Designing with the Seasons in Mind
A garden’s appearance changes with the seasons, and so should the experience of this room. Designing with a seasonal perspective ensures that the garden room remains a delight all year round.
In warmer months, large doors or windows can be opened up to let in the fresh air, while during colder times, they can remain closed to offer a cozy shelter, watching the rain or snowfall. Incorporating features like heating, ceiling fans, or even a fireplace can adjust the comfort level according to seasonal needs.
Incorporating Personal Touches
Every garden room has the potential to be a reflection of its owner’s personality and style. It’s not just about the structure but the myriad of ways one can personalize it.
Furniture Selection: Depending on the purpose of your room, the furniture can vary.
However, always choose pieces that resonate with your style and the room’s overall theme. For a rustic feel, opt for wicker or wooden furniture. For a more modern look, sleek metal or minimalist pieces would work best.
Art and Accessories: While the garden outside will undoubtedly be the primary focus, don’t shy away from bringing in art pieces that accentuate the beauty of the space. Wind chimes, sculptures, or even wall art can add layers to the room’s ambiance.
Lighting: The play of light can make or break the ambiance. Opt for soft lighting for relaxation spaces. If it’s a workspace, ensure that there’s ample light. Solar-powered garden lights or fairy lights can create a magical atmosphere as dusk sets in.
Textiles: Introduce soft furnishings to heighten the comfort. Cushions, throws, and rugs can transform the feel of the space instantly. They can also be changed seasonally, offering a fresh look with minimal effort.
To truly integrate the garden room into your daily life, ensure it’s easily accessible. While the idea is to have a secluded spot, it shouldn’t feel like a chore to reach.
Pathways: Create clear paths from your main house to the garden room. Depending on the garden’s style, this could be a simple gravel path, stepping stones, or even a wooden walkway.
Weatherproofing: If you reside in an area with frequent rainfall, consider installing a covered pathway or ensuring that the room’s entrance is shielded.
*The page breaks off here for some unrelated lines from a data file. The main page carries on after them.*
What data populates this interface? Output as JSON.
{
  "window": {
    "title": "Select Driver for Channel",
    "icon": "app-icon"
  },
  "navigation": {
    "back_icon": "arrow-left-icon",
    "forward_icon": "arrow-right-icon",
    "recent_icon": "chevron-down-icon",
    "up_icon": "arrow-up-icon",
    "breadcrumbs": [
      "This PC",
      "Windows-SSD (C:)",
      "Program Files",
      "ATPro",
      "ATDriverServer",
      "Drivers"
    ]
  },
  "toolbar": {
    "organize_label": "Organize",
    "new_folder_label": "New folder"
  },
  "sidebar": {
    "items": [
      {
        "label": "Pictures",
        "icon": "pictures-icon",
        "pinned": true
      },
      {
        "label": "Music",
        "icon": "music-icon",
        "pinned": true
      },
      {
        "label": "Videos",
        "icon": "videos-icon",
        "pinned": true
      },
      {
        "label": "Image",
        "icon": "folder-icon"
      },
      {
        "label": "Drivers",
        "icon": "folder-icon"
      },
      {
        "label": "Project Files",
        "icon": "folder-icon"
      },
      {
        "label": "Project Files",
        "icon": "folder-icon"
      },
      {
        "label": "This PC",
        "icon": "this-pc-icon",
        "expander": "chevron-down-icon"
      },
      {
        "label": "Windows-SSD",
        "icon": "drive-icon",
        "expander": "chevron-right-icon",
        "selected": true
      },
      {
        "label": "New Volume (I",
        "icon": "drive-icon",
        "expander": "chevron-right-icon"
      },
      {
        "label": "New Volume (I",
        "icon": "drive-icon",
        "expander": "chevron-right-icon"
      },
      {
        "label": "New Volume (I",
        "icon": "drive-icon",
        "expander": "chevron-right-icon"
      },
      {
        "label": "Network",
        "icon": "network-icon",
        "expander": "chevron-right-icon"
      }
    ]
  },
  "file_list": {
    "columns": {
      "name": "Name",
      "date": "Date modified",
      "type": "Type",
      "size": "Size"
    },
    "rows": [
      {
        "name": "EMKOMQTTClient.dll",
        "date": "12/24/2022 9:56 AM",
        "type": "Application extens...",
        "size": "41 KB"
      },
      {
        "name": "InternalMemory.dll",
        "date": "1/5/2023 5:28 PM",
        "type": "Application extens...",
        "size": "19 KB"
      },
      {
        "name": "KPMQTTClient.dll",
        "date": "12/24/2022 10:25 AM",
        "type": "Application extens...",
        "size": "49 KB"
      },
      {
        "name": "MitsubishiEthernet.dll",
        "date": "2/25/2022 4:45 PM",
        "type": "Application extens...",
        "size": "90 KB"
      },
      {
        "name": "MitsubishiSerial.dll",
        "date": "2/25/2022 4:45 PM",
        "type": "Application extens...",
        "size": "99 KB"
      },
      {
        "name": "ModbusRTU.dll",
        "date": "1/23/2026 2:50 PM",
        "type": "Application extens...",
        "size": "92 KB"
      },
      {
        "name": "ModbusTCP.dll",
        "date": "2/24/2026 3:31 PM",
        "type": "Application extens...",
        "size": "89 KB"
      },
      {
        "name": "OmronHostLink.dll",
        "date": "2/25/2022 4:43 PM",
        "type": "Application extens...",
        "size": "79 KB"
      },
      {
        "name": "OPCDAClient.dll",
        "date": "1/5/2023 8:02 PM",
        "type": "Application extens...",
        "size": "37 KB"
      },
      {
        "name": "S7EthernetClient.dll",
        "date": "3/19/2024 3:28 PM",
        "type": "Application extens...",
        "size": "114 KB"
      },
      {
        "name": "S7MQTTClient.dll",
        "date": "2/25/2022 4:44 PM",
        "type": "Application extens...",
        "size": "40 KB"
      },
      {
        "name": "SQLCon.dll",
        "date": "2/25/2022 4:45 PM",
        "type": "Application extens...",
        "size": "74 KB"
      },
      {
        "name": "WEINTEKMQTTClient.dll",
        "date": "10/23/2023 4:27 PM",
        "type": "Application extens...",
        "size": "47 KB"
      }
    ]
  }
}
As we strive for eco-friendly solutions in our living spaces, garden rooms should be no exception.
Insulation: Proper insulation ensures energy efficiency. Especially if you plan to use the room year-round, invest in good insulation to maintain a comfortable temperature.
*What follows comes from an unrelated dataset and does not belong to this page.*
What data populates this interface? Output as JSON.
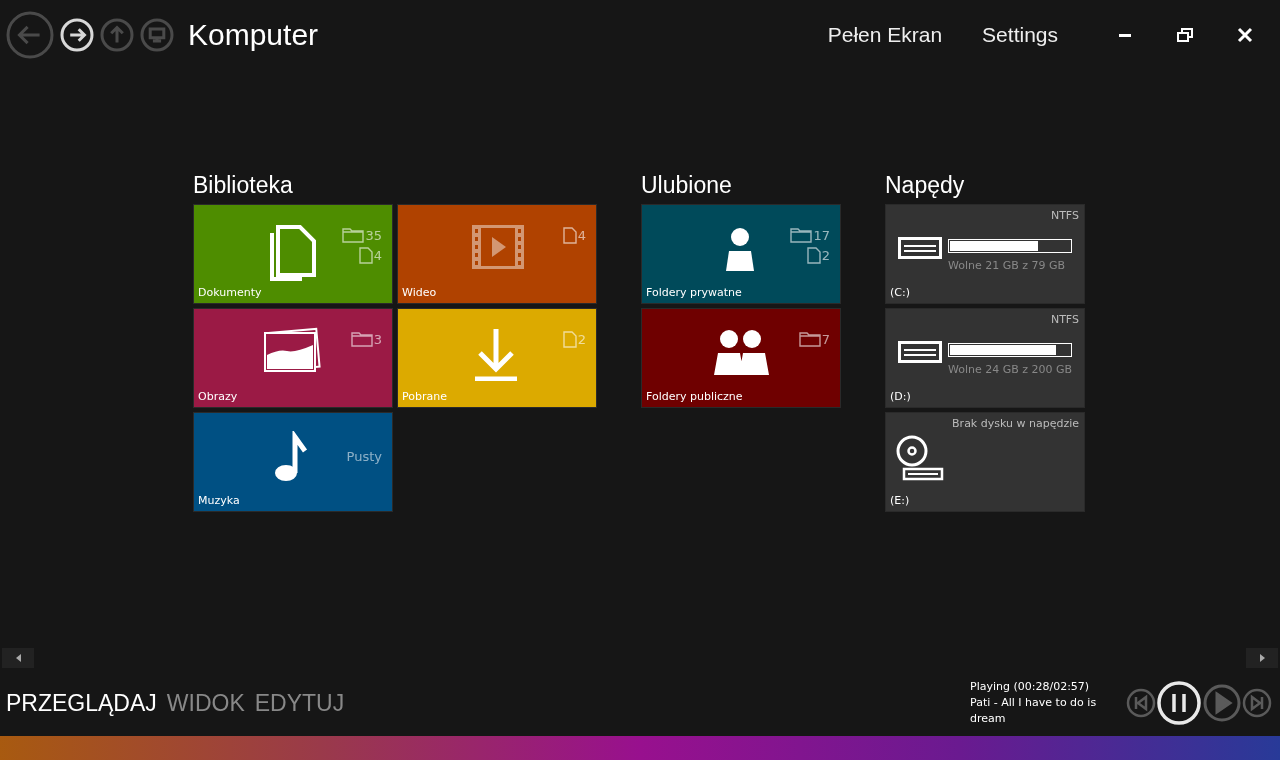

Sustainable Materials: Where possible, source sustainable or recycled materials for the construction and decoration of your garden room.
Green Roof: This is not only an aesthetic choice but also an environmentally friendly one. A green roof provides natural insulation, encourages biodiversity, and seamlessly merges the structure with its surroundings.
Rainwater Harvesting: Install systems to harvest and store rainwater. This can be used to water the garden or even for the room’s utilities if appropriately filtered.
Future-Proofing Your Garden Room
The needs and purposes of spaces can change over time. Design your garden room in a way that it can adapt to future requirements.
Modular Design: Consider a modular design, which allows easy alterations or expansions in the future.
Tech Integrations: As technology becomes increasingly entwined with our lives, ensure your garden room has provisions for tech integrations that you might need in the future – be it advanced security systems, smart lighting, or other home automation systems.
A garden room stands as a testament to the evolving relationship between humans and their natural surroundings. It’s not just a structure but a sentiment, reflecting a deep-seated desire to connect, contemplate, and cherish the beauty of the outdoors while enjoying the comfort of the indoors.
By considering both the aesthetic and functional aspects, homeowners can create a garden room that not only elevates the value and appeal of their property but also enhances their quality of life. In a world where moments of tranquility are becoming rare, a garden room offers a personal sanctuary, a space to pause, breathe, and reconnect with nature.